Segment Start: Entries supplied

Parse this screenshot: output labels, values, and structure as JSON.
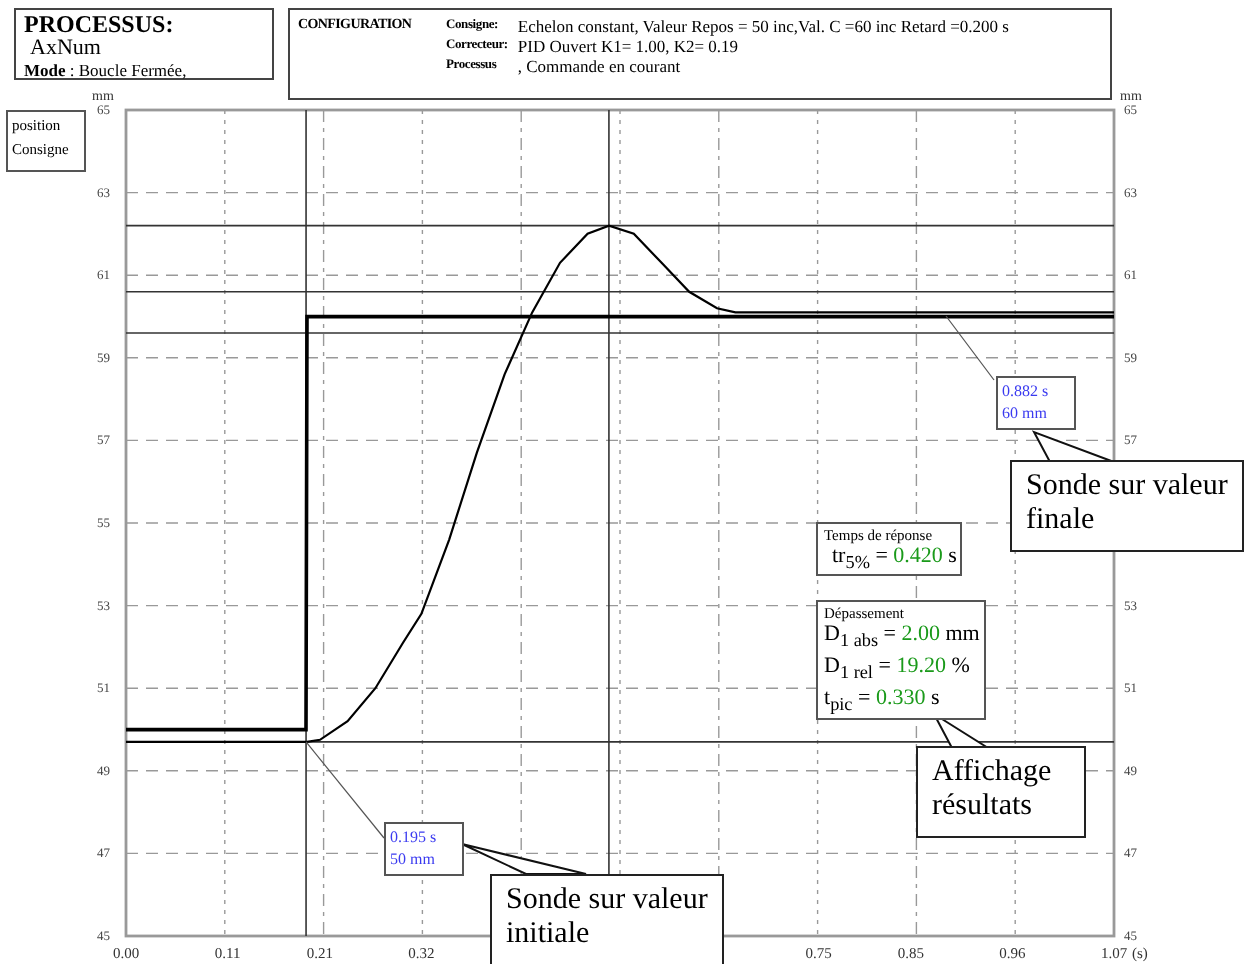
{
  "process": {
    "title": "PROCESSUS:",
    "name": "AxNum",
    "mode": "**Mode** : Boucle Fermée,"
  },
  "configuration": {
    "title": "CONFIGURATION",
    "rows": [
      {
        "label": "Consigne:",
        "value": "Echelon constant, Valeur Repos = 50 inc,Val. C =60 inc Retard =0.200 s"
      },
      {
        "label": "Correcteur:",
        "value": "PID Ouvert K1= 1.00, K2= 0.19"
      },
      {
        "label": "Processus",
        "value": ", Commande en courant"
      }
    ]
  },
  "plot": {
    "unit_right": "mm",
    "right_axis_ticks": [
      "65",
      "63",
      "61",
      "59",
      "57",
      "53",
      "51",
      "49",
      "47",
      "45"
    ],
    "chart_data": {
      "type": "line",
      "xlabel": "(s)",
      "ylabel": "mm",
      "x": [
        0,
        0.1,
        0.19,
        0.195,
        0.196,
        0.21,
        0.24,
        0.27,
        0.3,
        0.32,
        0.35,
        0.38,
        0.41,
        0.44,
        0.47,
        0.5,
        0.523,
        0.55,
        0.58,
        0.61,
        0.64,
        0.66,
        0.8,
        1.0,
        1.07
      ],
      "series": [
        {
          "name": "position",
          "color": "#000000",
          "values": [
            49.7,
            49.7,
            49.7,
            49.7,
            49.7,
            49.75,
            50.2,
            51.0,
            52.1,
            52.8,
            54.6,
            56.7,
            58.6,
            60.1,
            61.3,
            62.0,
            62.2,
            62.0,
            61.3,
            60.6,
            60.2,
            60.1,
            60.1,
            60.1,
            60.1
          ]
        },
        {
          "name": "Consigne",
          "color": "#000000",
          "values": [
            50,
            50,
            50,
            50,
            60,
            60,
            60,
            60,
            60,
            60,
            60,
            60,
            60,
            60,
            60,
            60,
            60,
            60,
            60,
            60,
            60,
            60,
            60,
            60,
            60
          ]
        }
      ],
      "xlim": [
        0,
        1.07
      ],
      "ylim": [
        45,
        65
      ],
      "xticks": [
        {
          "value": 0,
          "label": "0.00"
        },
        {
          "value": 0.11,
          "label": "0.11"
        },
        {
          "value": 0.21,
          "label": "0.21"
        },
        {
          "value": 0.32,
          "label": "0.32"
        },
        {
          "value": 0.75,
          "label": "0.75"
        },
        {
          "value": 0.85,
          "label": "0.85"
        },
        {
          "value": 0.96,
          "label": "0.96"
        },
        {
          "value": 1.07,
          "label": "1.07"
        }
      ],
      "yticks": [
        45,
        47,
        49,
        51,
        53,
        55,
        57,
        59,
        61,
        63,
        65
      ],
      "grid": true,
      "ref_lines": [
        {
          "axis": "y",
          "value": 62.2
        },
        {
          "axis": "y",
          "value": 60.6
        },
        {
          "axis": "y",
          "value": 59.6
        },
        {
          "axis": "y",
          "value": 49.7
        },
        {
          "axis": "x",
          "value": 0.195
        },
        {
          "axis": "x",
          "value": 0.523
        }
      ]
    },
    "probes": [
      {
        "time": "0.195 s",
        "value": "50 mm"
      },
      {
        "time": "0.882 s",
        "value": "60 mm"
      }
    ],
    "callouts": [
      "Sonde sur valeur initiale",
      "Sonde sur valeur finale",
      "Affichage résultats"
    ],
    "response_time": {
      "title": "Temps de réponse",
      "label": "tr$_{5%}$ =",
      "value": "0.420",
      "unit": "s"
    },
    "overshoot": {
      "title": "Dépassement",
      "rows": [
        {
          "label": "D$_{1 abs}$ =",
          "value": "2.00",
          "unit": "mm"
        },
        {
          "label": "D$_{1 rel}$ =",
          "value": "19.20",
          "unit": "%"
        },
        {
          "label": "t$_{pic}$ =",
          "value": "0.330",
          "unit": "s"
        }
      ]
    }
  }
}
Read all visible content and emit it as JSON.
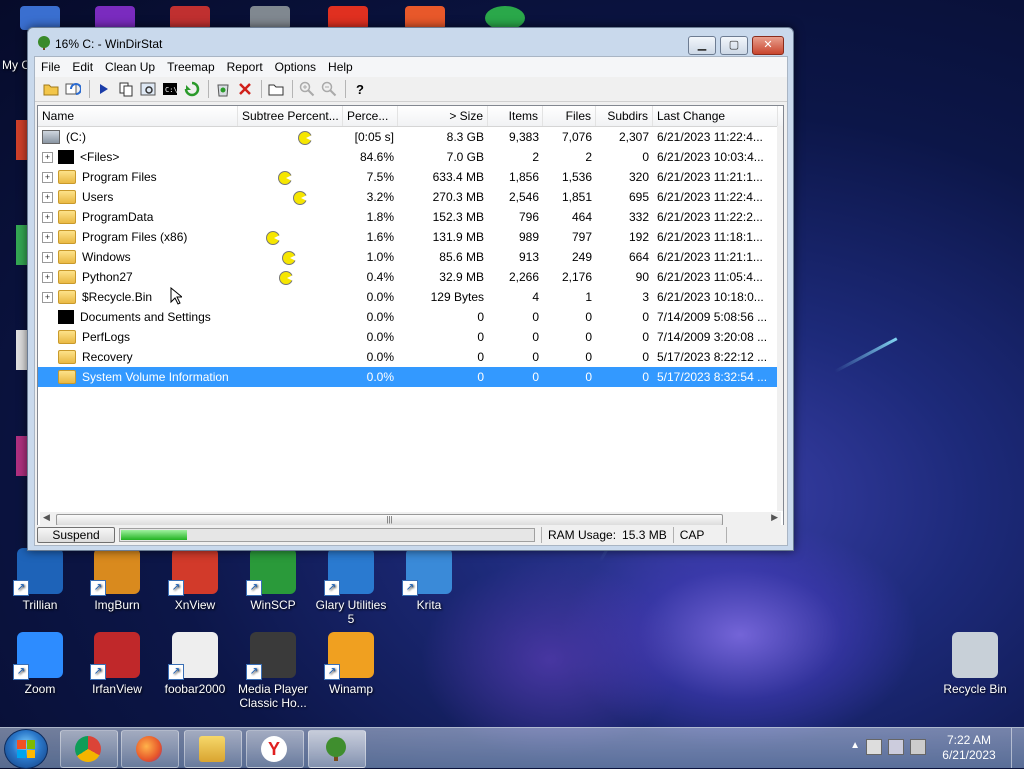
{
  "window": {
    "title": "16% C: - WinDirStat",
    "minimize": "▁",
    "maximize": "▢",
    "close": "✕"
  },
  "menu": [
    "File",
    "Edit",
    "Clean Up",
    "Treemap",
    "Report",
    "Options",
    "Help"
  ],
  "toolbar_icons": [
    "open-folder-icon",
    "refresh-icon",
    "play-icon",
    "copy-icon",
    "explorer-icon",
    "command-prompt-icon",
    "refresh-selected-icon",
    "recycle-icon",
    "delete-icon",
    "new-folder-icon",
    "zoom-in-icon",
    "zoom-out-icon",
    "help-icon"
  ],
  "columns": {
    "name": "Name",
    "subtree": "Subtree Percent...",
    "perc": "Perce...",
    "size": "> Size",
    "items": "Items",
    "files": "Files",
    "subdirs": "Subdirs",
    "last_change": "Last Change"
  },
  "rows": [
    {
      "name": "(C:)",
      "icon": "drive",
      "expand": "",
      "subtree": "pac",
      "pac_pos": 0.6,
      "perc": "[0:05 s]",
      "size": "8.3 GB",
      "items": "9,383",
      "files": "7,076",
      "subdirs": "2,307",
      "last": "6/21/2023  11:22:4..."
    },
    {
      "name": "<Files>",
      "icon": "black",
      "expand": "+",
      "subtree": "",
      "pac_pos": 0,
      "perc": "84.6%",
      "size": "7.0 GB",
      "items": "2",
      "files": "2",
      "subdirs": "0",
      "last": "6/21/2023  10:03:4..."
    },
    {
      "name": "Program Files",
      "icon": "folder",
      "expand": "+",
      "subtree": "pac",
      "pac_pos": 0.4,
      "perc": "7.5%",
      "size": "633.4 MB",
      "items": "1,856",
      "files": "1,536",
      "subdirs": "320",
      "last": "6/21/2023  11:21:1..."
    },
    {
      "name": "Users",
      "icon": "folder",
      "expand": "+",
      "subtree": "pac",
      "pac_pos": 0.55,
      "perc": "3.2%",
      "size": "270.3 MB",
      "items": "2,546",
      "files": "1,851",
      "subdirs": "695",
      "last": "6/21/2023  11:22:4..."
    },
    {
      "name": "ProgramData",
      "icon": "folder",
      "expand": "+",
      "subtree": "",
      "pac_pos": 0,
      "perc": "1.8%",
      "size": "152.3 MB",
      "items": "796",
      "files": "464",
      "subdirs": "332",
      "last": "6/21/2023  11:22:2..."
    },
    {
      "name": "Program Files (x86)",
      "icon": "folder",
      "expand": "+",
      "subtree": "pac",
      "pac_pos": 0.28,
      "perc": "1.6%",
      "size": "131.9 MB",
      "items": "989",
      "files": "797",
      "subdirs": "192",
      "last": "6/21/2023  11:18:1..."
    },
    {
      "name": "Windows",
      "icon": "folder",
      "expand": "+",
      "subtree": "pac",
      "pac_pos": 0.44,
      "perc": "1.0%",
      "size": "85.6 MB",
      "items": "913",
      "files": "249",
      "subdirs": "664",
      "last": "6/21/2023  11:21:1..."
    },
    {
      "name": "Python27",
      "icon": "folder",
      "expand": "+",
      "subtree": "pac",
      "pac_pos": 0.41,
      "perc": "0.4%",
      "size": "32.9 MB",
      "items": "2,266",
      "files": "2,176",
      "subdirs": "90",
      "last": "6/21/2023  11:05:4..."
    },
    {
      "name": "$Recycle.Bin",
      "icon": "folder",
      "expand": "+",
      "subtree": "",
      "pac_pos": 0,
      "perc": "0.0%",
      "size": "129 Bytes",
      "items": "4",
      "files": "1",
      "subdirs": "3",
      "last": "6/21/2023  10:18:0..."
    },
    {
      "name": "Documents and Settings",
      "icon": "black",
      "expand": "",
      "subtree": "",
      "pac_pos": 0,
      "perc": "0.0%",
      "size": "0",
      "items": "0",
      "files": "0",
      "subdirs": "0",
      "last": "7/14/2009  5:08:56 ..."
    },
    {
      "name": "PerfLogs",
      "icon": "folder",
      "expand": "",
      "subtree": "",
      "pac_pos": 0,
      "perc": "0.0%",
      "size": "0",
      "items": "0",
      "files": "0",
      "subdirs": "0",
      "last": "7/14/2009  3:20:08 ..."
    },
    {
      "name": "Recovery",
      "icon": "folder",
      "expand": "",
      "subtree": "",
      "pac_pos": 0,
      "perc": "0.0%",
      "size": "0",
      "items": "0",
      "files": "0",
      "subdirs": "0",
      "last": "5/17/2023  8:22:12 ..."
    },
    {
      "name": "System Volume Information",
      "icon": "folder",
      "expand": "",
      "subtree": "",
      "pac_pos": 0,
      "perc": "0.0%",
      "size": "0",
      "items": "0",
      "files": "0",
      "subdirs": "0",
      "last": "5/17/2023  8:32:54 ...",
      "selected": true
    }
  ],
  "status": {
    "suspend": "Suspend",
    "progress_fraction": 0.16,
    "ram_label": "RAM Usage:",
    "ram_value": "15.3 MB",
    "cap": "CAP"
  },
  "desktop_icons": [
    {
      "label": "Trillian",
      "color": "#1e63b8"
    },
    {
      "label": "ImgBurn",
      "color": "#d98a1e"
    },
    {
      "label": "XnView",
      "color": "#d23a2a"
    },
    {
      "label": "WinSCP",
      "color": "#2a9a3a"
    },
    {
      "label": "Glary Utilities 5",
      "color": "#2a7ad0"
    },
    {
      "label": "Krita",
      "color": "#3a8ad8"
    },
    {
      "label": "Zoom",
      "color": "#2d8cff"
    },
    {
      "label": "IrfanView",
      "color": "#c0282a"
    },
    {
      "label": "foobar2000",
      "color": "#eeeeee"
    },
    {
      "label": "Media Player Classic Ho...",
      "color": "#3a3a3a"
    },
    {
      "label": "Winamp",
      "color": "#f0a020"
    },
    {
      "label": "Recycle Bin",
      "color": "#c8d0d8"
    }
  ],
  "taskbar": {
    "time": "7:22 AM",
    "date": "6/21/2023",
    "apps": [
      "chrome-icon",
      "firefox-icon",
      "explorer-icon",
      "yandex-icon",
      "windirstat-icon"
    ]
  }
}
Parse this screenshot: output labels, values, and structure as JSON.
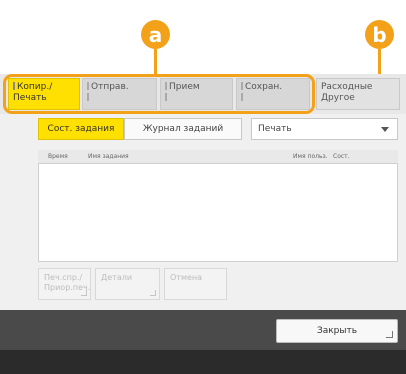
{
  "callouts": {
    "a": "a",
    "b": "b"
  },
  "tabs": [
    {
      "line1": "Копир./",
      "line2": "Печать",
      "active": true
    },
    {
      "line1": "Отправ.",
      "line2": "",
      "active": false
    },
    {
      "line1": "Прием",
      "line2": "",
      "active": false
    },
    {
      "line1": "Сохран.",
      "line2": "",
      "active": false
    },
    {
      "line1": "Расходные",
      "line2": "Другое",
      "active": false
    }
  ],
  "segments": {
    "status": "Сост. задания",
    "log": "Журнал заданий"
  },
  "dropdown": {
    "value": "Печать"
  },
  "columns": {
    "time": "Время",
    "name": "Имя задания",
    "user": "Имя польз.",
    "status": "Сост."
  },
  "buttons": {
    "priority_line1": "Печ.спр./",
    "priority_line2": "Приор.печ.",
    "details": "Детали",
    "cancel": "Отмена"
  },
  "footer": {
    "close": "Закрыть"
  },
  "colors": {
    "accent": "#ffe000",
    "callout": "#f4a11a",
    "footer": "#4a4a4a"
  }
}
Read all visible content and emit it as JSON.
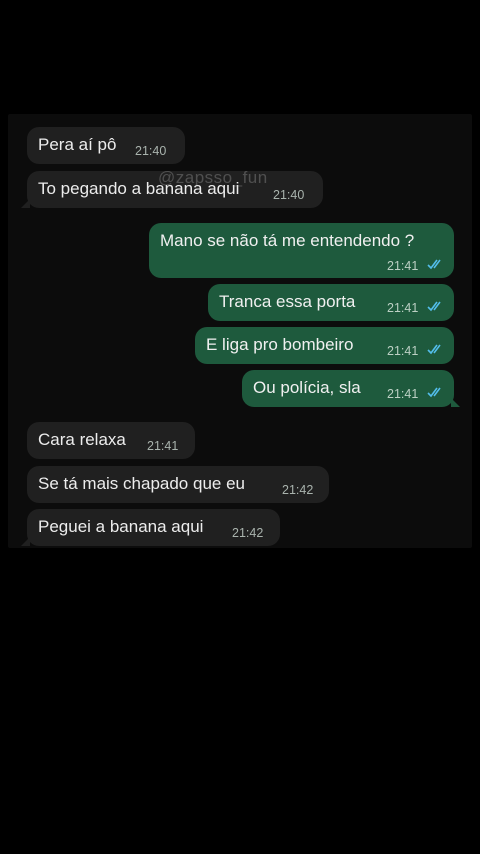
{
  "watermark": "@zapsso_fun",
  "messages": [
    {
      "text": "Pera aí pô",
      "time": "21:40",
      "direction": "incoming"
    },
    {
      "text": "To pegando a banana aqui",
      "time": "21:40",
      "direction": "incoming"
    },
    {
      "text": "Mano se não tá me entendendo ?",
      "time": "21:41",
      "direction": "outgoing",
      "status": "read-double-check-icon"
    },
    {
      "text": "Tranca essa porta",
      "time": "21:41",
      "direction": "outgoing",
      "status": "read-double-check-icon"
    },
    {
      "text": "E liga pro bombeiro",
      "time": "21:41",
      "direction": "outgoing",
      "status": "read-double-check-icon"
    },
    {
      "text": "Ou polícia, sla",
      "time": "21:41",
      "direction": "outgoing",
      "status": "read-double-check-icon"
    },
    {
      "text": "Cara relaxa",
      "time": "21:41",
      "direction": "incoming"
    },
    {
      "text": "Se tá mais chapado que eu",
      "time": "21:42",
      "direction": "incoming"
    },
    {
      "text": "Peguei a banana aqui",
      "time": "21:42",
      "direction": "incoming"
    }
  ],
  "colors": {
    "background": "#000000",
    "chat_background": "#0c0c0c",
    "incoming_bubble": "#202020",
    "outgoing_bubble": "#1e5a3d",
    "read_tick": "#53bdeb"
  }
}
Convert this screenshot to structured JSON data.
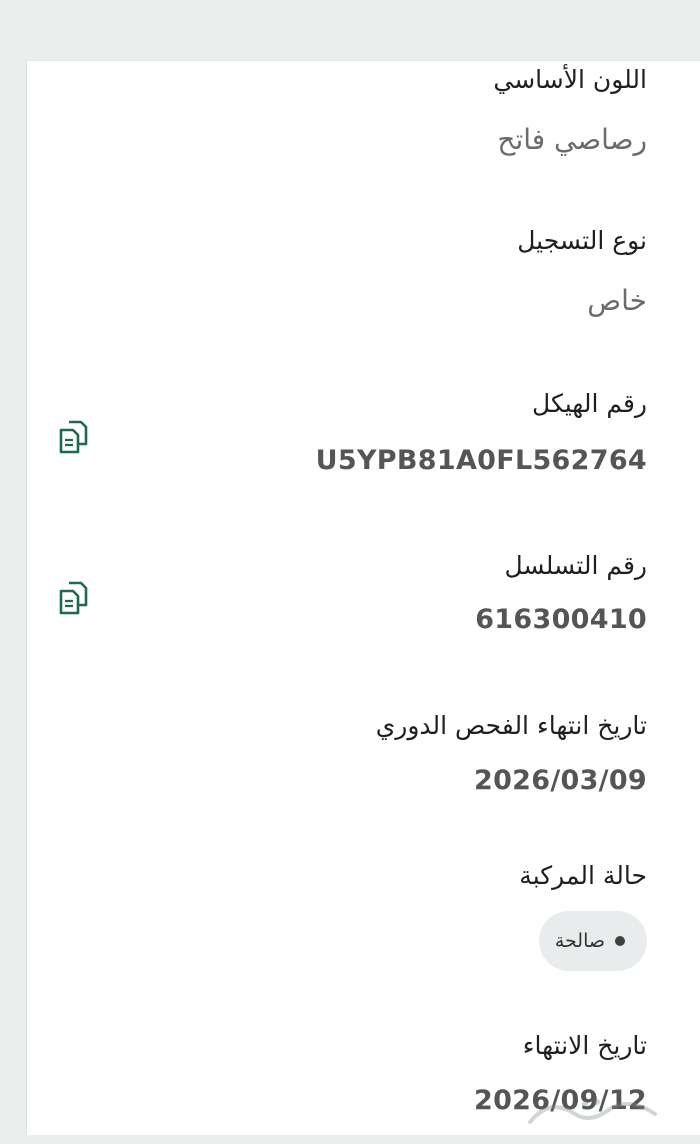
{
  "fields": [
    {
      "label": "اللون الأساسي",
      "value": "رصاصي فاتح"
    },
    {
      "label": "نوع التسجيل",
      "value": "خاص"
    },
    {
      "label": "رقم الهيكل",
      "value": "U5YPB81A0FL562764",
      "copy_icon": "copy-icon"
    },
    {
      "label": "رقم التسلسل",
      "value": "616300410",
      "copy_icon": "copy-icon"
    },
    {
      "label": "تاريخ انتهاء الفحص الدوري",
      "value": "2026/03/09"
    },
    {
      "label": "حالة المركبة",
      "status_chip": "صالحة"
    },
    {
      "label": "تاريخ الانتهاء",
      "value": "2026/09/12"
    }
  ],
  "colors": {
    "copy_icon": "#1e6b4a",
    "page_bg": "#eceeee",
    "card_bg": "#ffffff",
    "chip_bg": "#e9ecec"
  }
}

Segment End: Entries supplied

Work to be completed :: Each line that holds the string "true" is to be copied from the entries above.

Written answer ::
      "grid": true,
      "selected": true
      "active": true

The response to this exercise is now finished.